## Work required
Produce a word-for-word copy of the listing below without its pictures.

*** Opening of Extracted entries ***

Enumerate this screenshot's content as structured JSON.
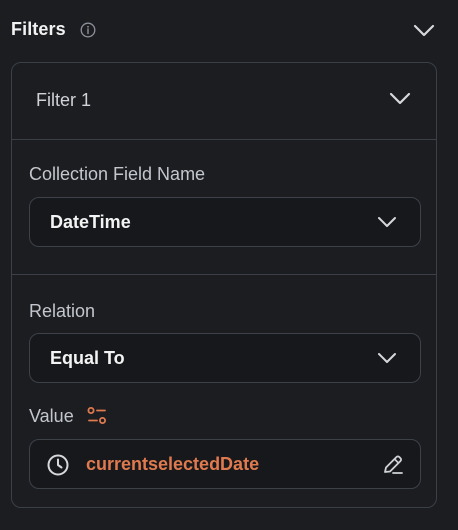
{
  "header": {
    "title": "Filters",
    "icons": {
      "info": "info-icon",
      "collapse": "chevron-down-icon"
    }
  },
  "filter": {
    "title": "Filter 1",
    "collection_field": {
      "label": "Collection Field Name",
      "value": "DateTime"
    },
    "relation": {
      "label": "Relation",
      "value": "Equal To"
    },
    "value": {
      "label": "Value",
      "variable": "currentselectedDate",
      "icons": {
        "source": "variable-source-icon",
        "type": "clock-icon",
        "edit": "edit-pencil-icon"
      }
    }
  },
  "colors": {
    "background": "#1b1d21",
    "border": "#3b3f47",
    "accent": "#e07a4e",
    "text": "#f3f3f3"
  }
}
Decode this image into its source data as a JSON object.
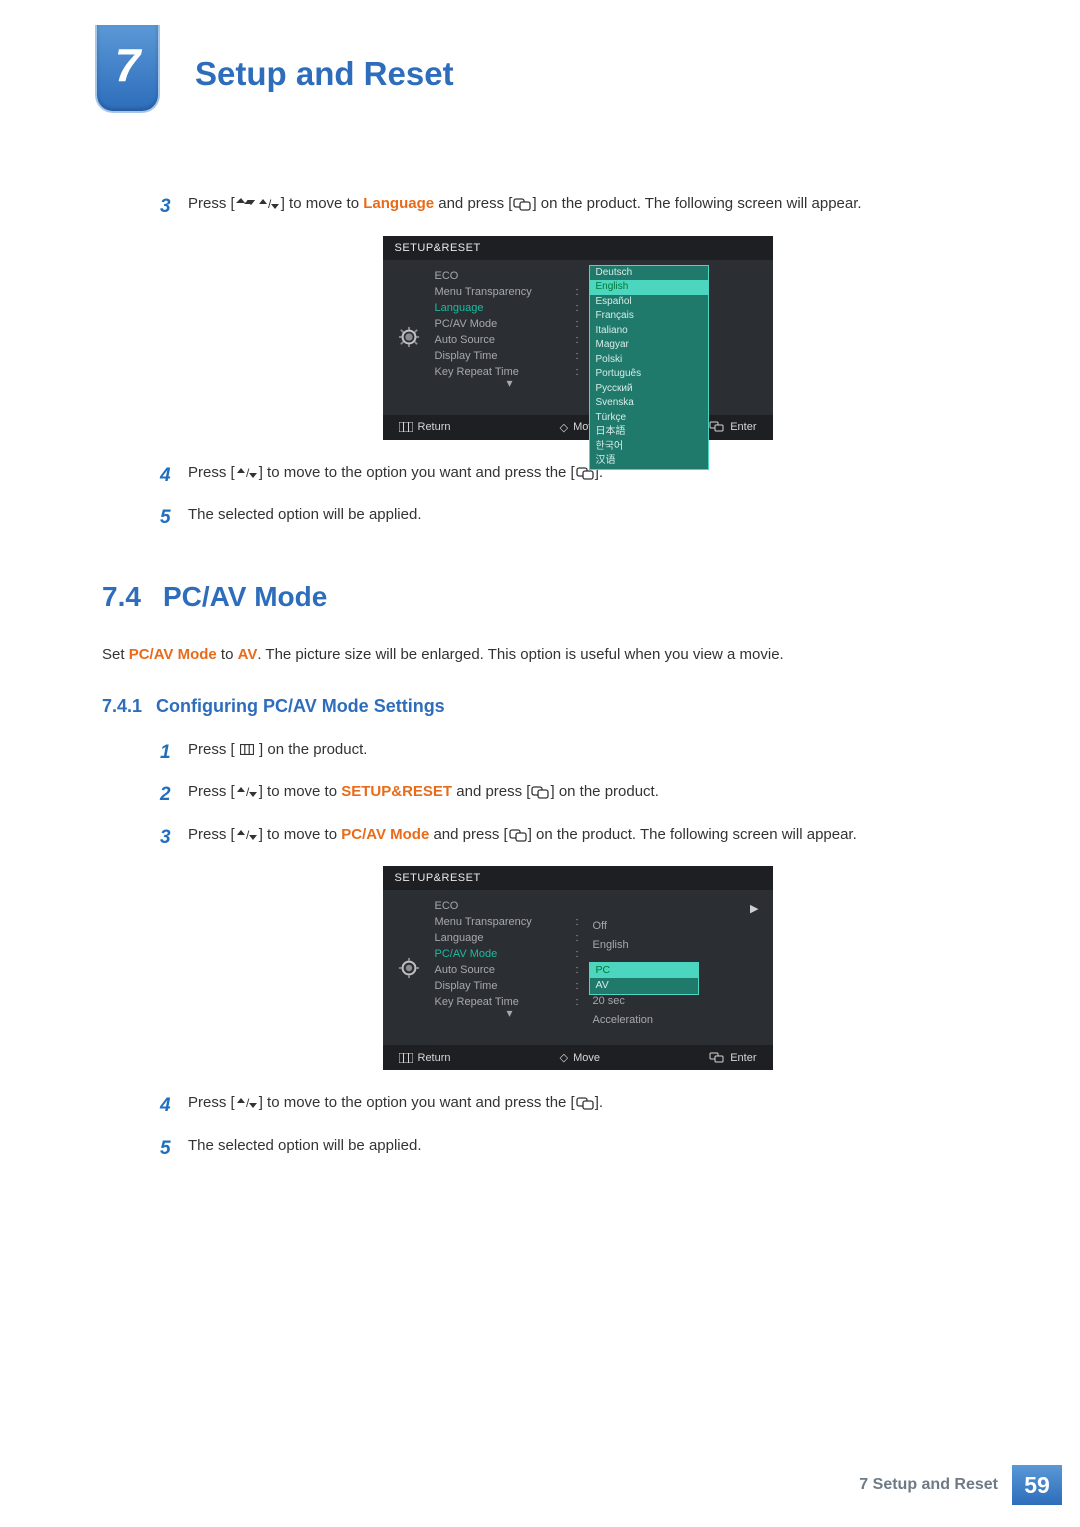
{
  "header": {
    "chapter_number": "7",
    "chapter_title": "Setup and Reset"
  },
  "steps_a": {
    "s3": {
      "num": "3",
      "pre": "Press [",
      "mid1": "] to move to ",
      "hl": "Language",
      "mid2": " and press [",
      "post": "] on the product. The following screen will appear."
    },
    "s4": {
      "num": "4",
      "pre": "Press [",
      "mid": "] to move to the option you want and press the [",
      "post": "]."
    },
    "s5": {
      "num": "5",
      "text": "The selected option will be applied."
    }
  },
  "osd1": {
    "title": "SETUP&RESET",
    "items": [
      "ECO",
      "Menu Transparency",
      "Language",
      "PC/AV Mode",
      "Auto Source",
      "Display Time",
      "Key Repeat Time"
    ],
    "selected_index": 2,
    "dropdown": [
      "Deutsch",
      "English",
      "Español",
      "Français",
      "Italiano",
      "Magyar",
      "Polski",
      "Português",
      "Русский",
      "Svenska",
      "Türkçe",
      "日本語",
      "한국어",
      "汉语"
    ],
    "dropdown_hl_index": 1,
    "footer": {
      "return": "Return",
      "move": "Move",
      "enter": "Enter"
    }
  },
  "section": {
    "num": "7.4",
    "title": "PC/AV Mode"
  },
  "body_text": {
    "pre": "Set ",
    "hl1": "PC/AV Mode",
    "mid": " to ",
    "hl2": "AV",
    "post": ". The picture size will be enlarged. This option is useful when you view a movie."
  },
  "subsection": {
    "num": "7.4.1",
    "title": "Configuring PC/AV Mode Settings"
  },
  "steps_b": {
    "s1": {
      "num": "1",
      "pre": "Press [ ",
      "post": " ] on the product."
    },
    "s2": {
      "num": "2",
      "pre": "Press [",
      "mid1": "] to move to ",
      "hl": "SETUP&RESET",
      "mid2": " and press [",
      "post": "] on the product."
    },
    "s3": {
      "num": "3",
      "pre": "Press [",
      "mid1": "] to move to ",
      "hl": "PC/AV Mode",
      "mid2": " and press [",
      "post": "] on the product. The following screen will appear."
    },
    "s4": {
      "num": "4",
      "pre": "Press [",
      "mid": "] to move to the option you want and press the [",
      "post": "]."
    },
    "s5": {
      "num": "5",
      "text": "The selected option will be applied."
    }
  },
  "osd2": {
    "title": "SETUP&RESET",
    "items": [
      "ECO",
      "Menu Transparency",
      "Language",
      "PC/AV Mode",
      "Auto Source",
      "Display Time",
      "Key Repeat Time"
    ],
    "selected_index": 3,
    "values": [
      "",
      "Off",
      "English",
      "",
      "",
      "20 sec",
      "Acceleration"
    ],
    "dropdown": [
      "PC",
      "AV"
    ],
    "dropdown_hl_index": 0,
    "footer": {
      "return": "Return",
      "move": "Move",
      "enter": "Enter"
    }
  },
  "footer": {
    "text": "7 Setup and Reset",
    "page": "59"
  }
}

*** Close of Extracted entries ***

## Written response
Enumerate this screenshot's content as structured JSON.
{
  "header": {
    "title": "Filters",
    "icons": {
      "info": "info-icon",
      "collapse": "chevron-down-icon"
    }
  },
  "filter": {
    "title": "Filter 1",
    "collection_field": {
      "label": "Collection Field Name",
      "value": "DateTime"
    },
    "relation": {
      "label": "Relation",
      "value": "Equal To"
    },
    "value": {
      "label": "Value",
      "variable": "currentselectedDate",
      "icons": {
        "source": "variable-source-icon",
        "type": "clock-icon",
        "edit": "edit-pencil-icon"
      }
    }
  },
  "colors": {
    "background": "#1b1d21",
    "border": "#3b3f47",
    "accent": "#e07a4e",
    "text": "#f3f3f3"
  }
}
Decode this image into its source data as a JSON object.
{
  "header": {
    "chapter_number": "7",
    "chapter_title": "Setup and Reset"
  },
  "steps_a": {
    "s3": {
      "num": "3",
      "pre": "Press [",
      "mid1": "] to move to ",
      "hl": "Language",
      "mid2": " and press [",
      "post": "] on the product. The following screen will appear."
    },
    "s4": {
      "num": "4",
      "pre": "Press [",
      "mid": "] to move to the option you want and press the [",
      "post": "]."
    },
    "s5": {
      "num": "5",
      "text": "The selected option will be applied."
    }
  },
  "osd1": {
    "title": "SETUP&RESET",
    "items": [
      "ECO",
      "Menu Transparency",
      "Language",
      "PC/AV Mode",
      "Auto Source",
      "Display Time",
      "Key Repeat Time"
    ],
    "selected_index": 2,
    "dropdown": [
      "Deutsch",
      "English",
      "Español",
      "Français",
      "Italiano",
      "Magyar",
      "Polski",
      "Português",
      "Русский",
      "Svenska",
      "Türkçe",
      "日本語",
      "한국어",
      "汉语"
    ],
    "dropdown_hl_index": 1,
    "footer": {
      "return": "Return",
      "move": "Move",
      "enter": "Enter"
    }
  },
  "section": {
    "num": "7.4",
    "title": "PC/AV Mode"
  },
  "body_text": {
    "pre": "Set ",
    "hl1": "PC/AV Mode",
    "mid": " to ",
    "hl2": "AV",
    "post": ". The picture size will be enlarged. This option is useful when you view a movie."
  },
  "subsection": {
    "num": "7.4.1",
    "title": "Configuring PC/AV Mode Settings"
  },
  "steps_b": {
    "s1": {
      "num": "1",
      "pre": "Press [ ",
      "post": " ] on the product."
    },
    "s2": {
      "num": "2",
      "pre": "Press [",
      "mid1": "] to move to ",
      "hl": "SETUP&RESET",
      "mid2": " and press [",
      "post": "] on the product."
    },
    "s3": {
      "num": "3",
      "pre": "Press [",
      "mid1": "] to move to ",
      "hl": "PC/AV Mode",
      "mid2": " and press [",
      "post": "] on the product. The following screen will appear."
    },
    "s4": {
      "num": "4",
      "pre": "Press [",
      "mid": "] to move to the option you want and press the [",
      "post": "]."
    },
    "s5": {
      "num": "5",
      "text": "The selected option will be applied."
    }
  },
  "osd2": {
    "title": "SETUP&RESET",
    "items": [
      "ECO",
      "Menu Transparency",
      "Language",
      "PC/AV Mode",
      "Auto Source",
      "Display Time",
      "Key Repeat Time"
    ],
    "selected_index": 3,
    "values": [
      "",
      "Off",
      "English",
      "",
      "",
      "20 sec",
      "Acceleration"
    ],
    "dropdown": [
      "PC",
      "AV"
    ],
    "dropdown_hl_index": 0,
    "footer": {
      "return": "Return",
      "move": "Move",
      "enter": "Enter"
    }
  },
  "footer": {
    "text": "7 Setup and Reset",
    "page": "59"
  }
}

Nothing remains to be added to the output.